Amatoxin causes hepatic toxicity and has correlates to acetaminophen toxicity, though the mechanisms are different. The toxin destroys hepatic cells, leading to hepatic failure. Many organs can be supported during toxic failures; venoarterial extracorporeal membrane oxygenation (ECMO) can support recovering hearts, and dialysis machines can replace failed kidneys. However, there are no external technologies that can support a failed liver.
While some medications, such as high-dose penicillin, silibinin, and n-acetylcysteine, have proposed benefits, there are no antidotes to amatoxin.
After an initial asymptomatic period, GI upset begins 6–24 hours after ingestion.
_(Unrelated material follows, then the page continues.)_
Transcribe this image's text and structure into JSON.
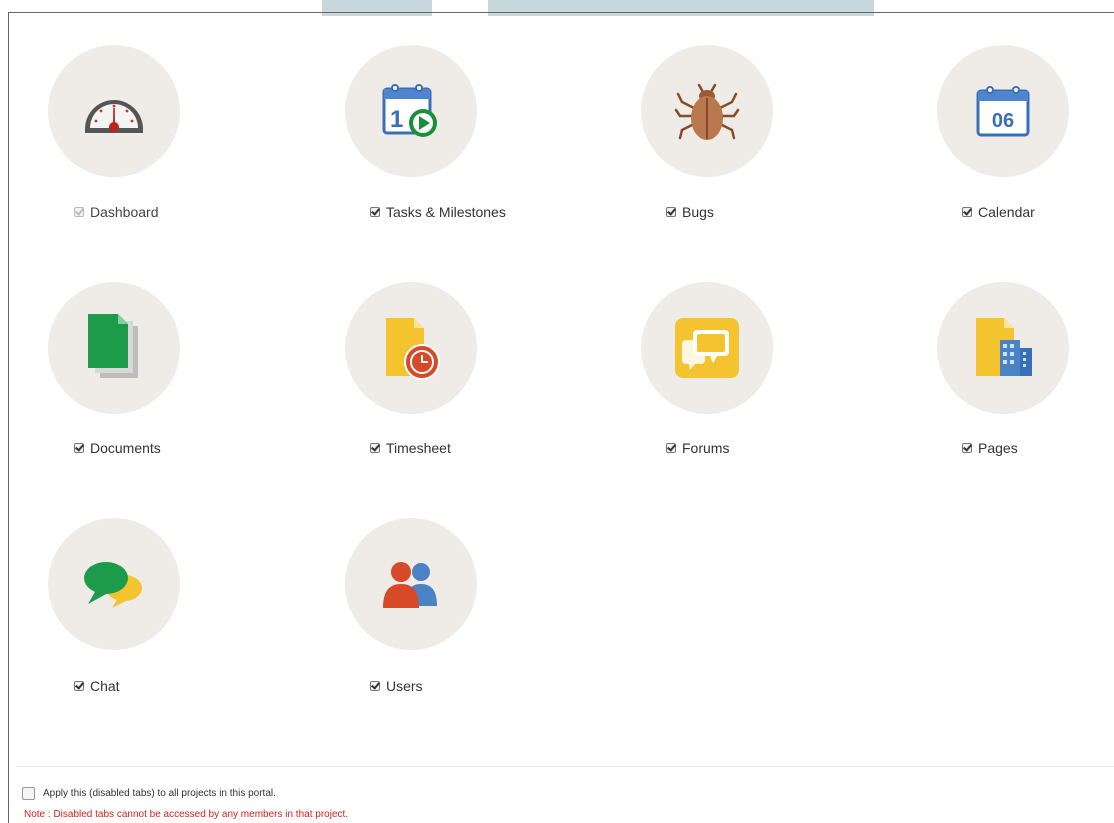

Rapid progression of liver failure occurs, leading to synthetic dysfunction that presents as jaundice, confusion, and abdominal pain. Stigmata of liver failure associated with cirrhosis are often absent because, unlike most cases of cirrhosis, progression is rapid, a matter of days. Still, some features, such as ascites, asterixis, and jaundice, can be seen.
As the liver is responsible for clearing toxins, maintaining coagulation factors, and synthesizing protein, symptoms of liver failure include confusion caused by brain swelling, bruising and bleeding, and extremity edema and ascites.
Once the liver fails, the only option to save the patient’s life is a prompt transplant.
After a decade working as a helicopter paramedic, Blair Bigham, MD, MSc, EMT-P, completed medical school. He is now an attending emergency physician in Ontario and critical care fellow in California. E-mail him at email@example.com; on Twitter follow @BlairBigham.